VOLUNTEERS are being sought to help deliver an In Home Hospice Care (IHHC) service in Mount Gambier, supporting residents to spend their end-of-life days at home.
The new Mount Gambier service aims to fill identified gaps in existing services, with in-home care provided by specially trained volunteers to enable terminally ill people, who would prefer to die at home, the option of compassionate, person and family-centred care in their home setting.
The service will be the key focus of a community forum on March 1 at Sir Robert Helpmann Theatre, which will feature guest speakers from the Warnnambool and District Community Hospice (WDCH) which has been operational since 2016 and has been used as a model for the Mount Gambier program.
IHHC chairperson Maureen Klintberg said while research showed 70pc of terminally ill people would prefer to spend their end-of-life days at home, it was understood many died in hospital for social reasons and not medical.
“The need for Hospice care and an extension of the current local Palliative care service (offered Monday to Friday 9am to 5pm) to provide support 24 hours a day, seven days a week has been expressed for some time within the community,” Ms Klintberg said.
“Although there has been no palliative care trained volunteers in Mount Gambier for quite a while, training of volunteers through Palliative Care SA has continued in the metropolitan areas of Adelaide and we are working collaboratively with Palliative Care SA and WDCH to establish our own team of locally trained volunteers.”
Under the scheme, volunteers do not offer medical care or advice, instead they focus on providing practical and emotional assistance to the dying person, family and carer.
“People often confuse hospice (end-of-life care) and palliative care. In fact, hospice care includes palliative care within it,” Ms Klintberg said.
“Palliative care is treatment, care and support for people living with a life-limiting illness, meaning an illness that cannot be cured and that they are likely to die from.

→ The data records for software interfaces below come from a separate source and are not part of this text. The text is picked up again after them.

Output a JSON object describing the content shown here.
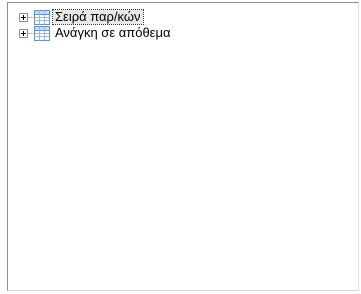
{
  "tree": {
    "nodes": [
      {
        "label": "Σειρά παρ/κών",
        "icon": "table-icon",
        "expanded": false,
        "selected": true
      },
      {
        "label": "Ανάγκη σε απόθεμα",
        "icon": "table-icon",
        "expanded": false,
        "selected": false
      }
    ]
  },
  "colors": {
    "icon_border": "#6c8fb7",
    "icon_header": "#c9dcef",
    "icon_cell": "#ffffff"
  }
}
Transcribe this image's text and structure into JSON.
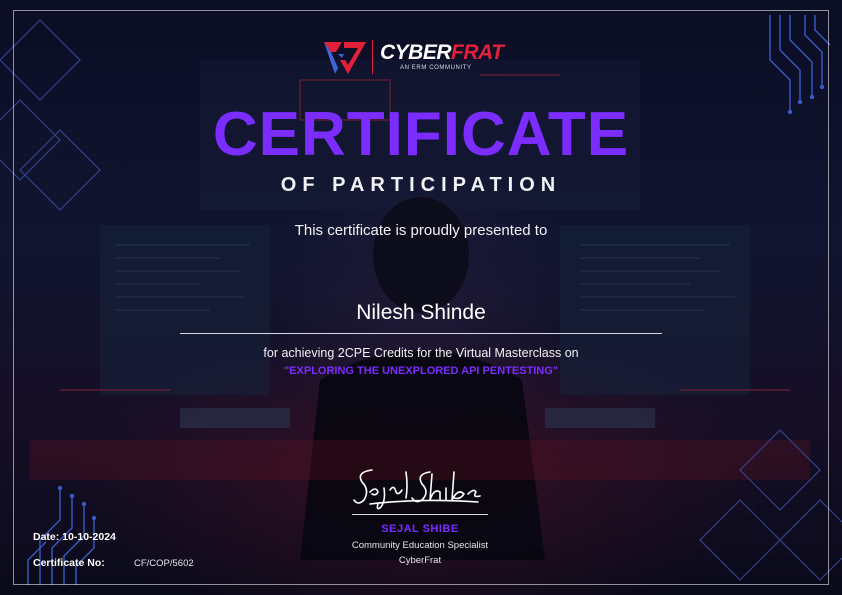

“Care and treatment are provided to help people live their life as fully and as comfortably as possible.”
Hospice (end-of-life care) is provided to people who generally are expected to have less than six months to live and when curative treatment is no longer an option.
Palliative and end-of-life care is for people of any age and can involve not only doctors and nurses, but also family members, friends, clergy, counsellors, social workers and volunteers who
provide compassionate, holistic care to the patient and their supportive network.
The IHHC will work in collaboration with local GP’s, Palliative care team members and allied health services.
“A premises is now being secured for the IHHC service to operate from, job positions for a Hospice manager and volunteer administrator/coordinator are currently being advertised, and training for the first group of volunteers is planned to commence the middle of March,” Ms Klintberg said.
“We would be delighted to hear from members of the community who are interested in becoming a volunteer.
“No specific skills are required, just a desire to assist and help those in need as community support is vital to ensuring the success and sustainability of the home-hospice service.”
The free community forum will be held Monday, March 1 from 7pm at Sir Robert Helpmann Theatre.
Key speakers include WDCH patron and former south-west Victoria palliative care director Dr Eric Fairbank and Merran Koren, a WDHC volunteer and a former Mount Gambier resident.
The WDCH team will also be present at a separate information session for people interested in becoming a trained volunteer on March 2 from 1pm at the Mount Gambier Community RSL.
The establishment of the Mount Gambier In Home Hospice Care service was made possible by funding through the SA Government Palliative Care 2020 Grants Program and is supported by the Mount Gambier Private Hospital.